§ TASK DATA:
_ _ _ _ _

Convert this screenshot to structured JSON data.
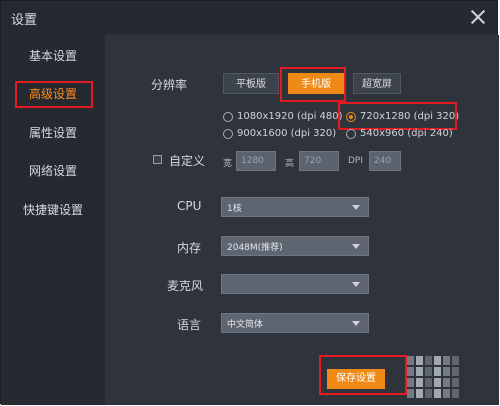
{
  "window": {
    "title": "设置"
  },
  "sidebar": {
    "items": [
      {
        "label": "基本设置"
      },
      {
        "label": "高级设置"
      },
      {
        "label": "属性设置"
      },
      {
        "label": "网络设置"
      },
      {
        "label": "快捷键设置"
      }
    ]
  },
  "resolution": {
    "label": "分辨率",
    "tabs": [
      "平板版",
      "手机版",
      "超宽屏"
    ],
    "selected_tab": "手机版",
    "options": [
      {
        "label": "1080x1920 (dpi 480)",
        "checked": false
      },
      {
        "label": "720x1280 (dpi 320)",
        "checked": true
      },
      {
        "label": "900x1600 (dpi 320)",
        "checked": false
      },
      {
        "label": "540x960 (dpi 240)",
        "checked": false
      }
    ]
  },
  "custom": {
    "label": "自定义",
    "width_label": "宽",
    "width_value": "1280",
    "height_label": "高",
    "height_value": "720",
    "dpi_label": "DPI",
    "dpi_value": "240"
  },
  "cpu": {
    "label": "CPU",
    "value": "1核"
  },
  "memory": {
    "label": "内存",
    "value": "2048M(推荐)"
  },
  "mic": {
    "label": "麦克风",
    "value": ""
  },
  "language": {
    "label": "语言",
    "value": "中文简体"
  },
  "save_button": {
    "label": "保存设置"
  }
}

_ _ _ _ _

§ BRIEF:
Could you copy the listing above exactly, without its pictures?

§ ANSWER FOR THIS EXERCISE:
Convert this screenshot to structured JSON data.
{
  "window": {
    "title": "设置"
  },
  "sidebar": {
    "items": [
      {
        "label": "基本设置"
      },
      {
        "label": "高级设置"
      },
      {
        "label": "属性设置"
      },
      {
        "label": "网络设置"
      },
      {
        "label": "快捷键设置"
      }
    ]
  },
  "resolution": {
    "label": "分辨率",
    "tabs": [
      "平板版",
      "手机版",
      "超宽屏"
    ],
    "selected_tab": "手机版",
    "options": [
      {
        "label": "1080x1920 (dpi 480)",
        "checked": false
      },
      {
        "label": "720x1280 (dpi 320)",
        "checked": true
      },
      {
        "label": "900x1600 (dpi 320)",
        "checked": false
      },
      {
        "label": "540x960 (dpi 240)",
        "checked": false
      }
    ]
  },
  "custom": {
    "label": "自定义",
    "width_label": "宽",
    "width_value": "1280",
    "height_label": "高",
    "height_value": "720",
    "dpi_label": "DPI",
    "dpi_value": "240"
  },
  "cpu": {
    "label": "CPU",
    "value": "1核"
  },
  "memory": {
    "label": "内存",
    "value": "2048M(推荐)"
  },
  "mic": {
    "label": "麦克风",
    "value": ""
  },
  "language": {
    "label": "语言",
    "value": "中文简体"
  },
  "save_button": {
    "label": "保存设置"
  }
}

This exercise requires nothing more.